I wish to respond to a comment (Thank-you James!) on my last post:
“I have mixed feelings about this one, Ron. I think we all have the right to dress however we want in public, for whatever reason. However, I don’t think we have the right to expect our fellow citizens not to notice. Also, the niqabi question is very much open for debate within Islam itself. Therefore, incompatibility between public services and niqab is not incompatibility between public services and Islam. ” — James Fleming
This may be so, but I made no assertion of any right not to be noticed. And, I would agree that anyone who dresses outside of the norm should indeed expect to be.
It has been said as well that niqab and burqa, as examples, are symbols of oppression, and I wouldn’t disagree with this, nor can I quite fathom why anyone would want to wear one if they didn’t have to. And, yes, I acknowledge an on-going debate within Islam itself in this regard.
But these things are all beside the point, for notwithstanding any of them, it is a fundamentally different matter to deny as a general practice, service or employment to anyone who does choose to cover their face, for whatever reason. There needs to be a reasonable and compelling necessity for such denial, beyond one’s own personal likes or dislikes in the matter.
The particular cases noted lately: banning women from French classes citing “pedagogical” reasons are fully on point — the instructor’s justification that he “needs to see the lips move” in order to properly instruct on pronunciation seems absurdly disingenuous. Perhaps it is indeed true that this would help, but if the student does not wish, or feels not able, to avail herself of such benefit it is unreasonable to leap from there to banning her from class.
If in any circumstance there is a clear and definitive necessity for a positive-identification comparison to photographic ID, fine — address that; but even this doesn’t need to mean outright refusal of employment or of service.
The proposed law and the particular incidents in question do not overtly single-out Islam nor the religious practices of any religion. But this doesn’t mean they are not rooted in religious intolerance and bigotry, however well hidden.
Regardless of the motivational roots, without a clear and compelling need to forbid employment or service, such policies are an affront to the dignity of individuals and their freedom of choice and of expression, and I fully expect them to be found unconstitutional in the end.
As reported, the law, in its excess, would seem to be very broad, which I again suspect hails from wanting to at least appear motivated by the purest of intent.

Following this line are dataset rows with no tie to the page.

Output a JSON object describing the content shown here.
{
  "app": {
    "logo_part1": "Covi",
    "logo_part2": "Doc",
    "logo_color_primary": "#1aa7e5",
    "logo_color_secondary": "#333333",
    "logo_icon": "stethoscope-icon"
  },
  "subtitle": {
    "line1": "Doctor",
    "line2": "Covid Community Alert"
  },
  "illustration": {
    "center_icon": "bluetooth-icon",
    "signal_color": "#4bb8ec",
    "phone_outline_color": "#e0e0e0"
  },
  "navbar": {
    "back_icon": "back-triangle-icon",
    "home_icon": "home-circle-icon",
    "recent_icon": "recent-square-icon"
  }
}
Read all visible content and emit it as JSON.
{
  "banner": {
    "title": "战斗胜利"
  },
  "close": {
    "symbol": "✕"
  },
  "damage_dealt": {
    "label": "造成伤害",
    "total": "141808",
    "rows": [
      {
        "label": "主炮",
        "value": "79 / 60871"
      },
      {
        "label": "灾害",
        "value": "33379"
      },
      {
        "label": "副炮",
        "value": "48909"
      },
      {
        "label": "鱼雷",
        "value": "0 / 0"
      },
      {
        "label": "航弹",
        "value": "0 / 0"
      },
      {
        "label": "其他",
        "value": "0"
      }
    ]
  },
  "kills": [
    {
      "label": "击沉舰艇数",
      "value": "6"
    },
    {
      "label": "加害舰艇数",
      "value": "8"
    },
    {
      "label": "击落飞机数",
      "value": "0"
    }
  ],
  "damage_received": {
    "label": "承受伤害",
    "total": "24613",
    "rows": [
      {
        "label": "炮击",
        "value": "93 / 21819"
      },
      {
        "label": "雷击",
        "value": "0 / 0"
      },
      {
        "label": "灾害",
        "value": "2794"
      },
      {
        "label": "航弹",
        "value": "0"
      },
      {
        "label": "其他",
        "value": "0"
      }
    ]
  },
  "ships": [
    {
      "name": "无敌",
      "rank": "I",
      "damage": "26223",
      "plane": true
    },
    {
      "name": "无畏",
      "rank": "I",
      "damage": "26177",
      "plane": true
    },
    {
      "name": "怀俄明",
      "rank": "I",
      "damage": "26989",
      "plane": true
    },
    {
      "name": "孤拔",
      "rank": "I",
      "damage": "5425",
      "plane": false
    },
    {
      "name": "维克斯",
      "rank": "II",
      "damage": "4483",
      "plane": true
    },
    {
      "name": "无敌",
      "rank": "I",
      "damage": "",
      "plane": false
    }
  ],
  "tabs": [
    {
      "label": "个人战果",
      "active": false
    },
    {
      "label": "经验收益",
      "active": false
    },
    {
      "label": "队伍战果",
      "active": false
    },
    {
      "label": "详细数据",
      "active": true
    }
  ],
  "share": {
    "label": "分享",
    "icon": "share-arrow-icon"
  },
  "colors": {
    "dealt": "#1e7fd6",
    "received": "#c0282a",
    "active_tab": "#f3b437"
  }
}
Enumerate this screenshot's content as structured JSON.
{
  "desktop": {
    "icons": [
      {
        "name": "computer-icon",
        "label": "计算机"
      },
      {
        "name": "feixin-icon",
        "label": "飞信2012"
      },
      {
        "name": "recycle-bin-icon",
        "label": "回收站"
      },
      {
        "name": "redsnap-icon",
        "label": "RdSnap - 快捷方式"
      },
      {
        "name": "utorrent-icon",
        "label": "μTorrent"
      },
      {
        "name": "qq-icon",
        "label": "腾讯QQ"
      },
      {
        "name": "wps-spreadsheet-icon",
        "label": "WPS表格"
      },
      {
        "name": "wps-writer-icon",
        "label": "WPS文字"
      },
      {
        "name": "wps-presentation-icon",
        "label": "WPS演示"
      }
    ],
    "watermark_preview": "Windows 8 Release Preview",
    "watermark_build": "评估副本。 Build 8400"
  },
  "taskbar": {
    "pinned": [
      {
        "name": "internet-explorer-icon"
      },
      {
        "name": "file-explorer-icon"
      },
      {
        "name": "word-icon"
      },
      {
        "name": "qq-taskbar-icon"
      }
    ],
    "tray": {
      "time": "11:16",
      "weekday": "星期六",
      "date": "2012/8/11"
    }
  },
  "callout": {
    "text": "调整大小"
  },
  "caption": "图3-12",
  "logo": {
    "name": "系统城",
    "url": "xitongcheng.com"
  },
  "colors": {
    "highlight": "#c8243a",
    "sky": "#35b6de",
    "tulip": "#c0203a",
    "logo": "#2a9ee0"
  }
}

I quote from a March 26 story in The Province:
“Under the bill, all public sector employees will be required to have their faces uncovered, as will any citizen using government services, …
“The ban on such face coverings as the niqab or burqa also applies to the entire education sector, from daycare centres to universities, as well as hospitals, public clinics and social services.”
I haven’t seen the text of the bill, and there will no doubt be a litany of exceptions (and therein lies another unnecessary bag of trouble). Taken quite literally, one could see that it would forbid a surgeon in a public hospital from wearing a mask when supplying a surgical “service,” or a fire fighter wearing a safety mask when providing a fire-fighting service …
The whole thing is a pointless celebration of intolerance, and at the end of the day merely buys trouble where no real problem existed in the first place.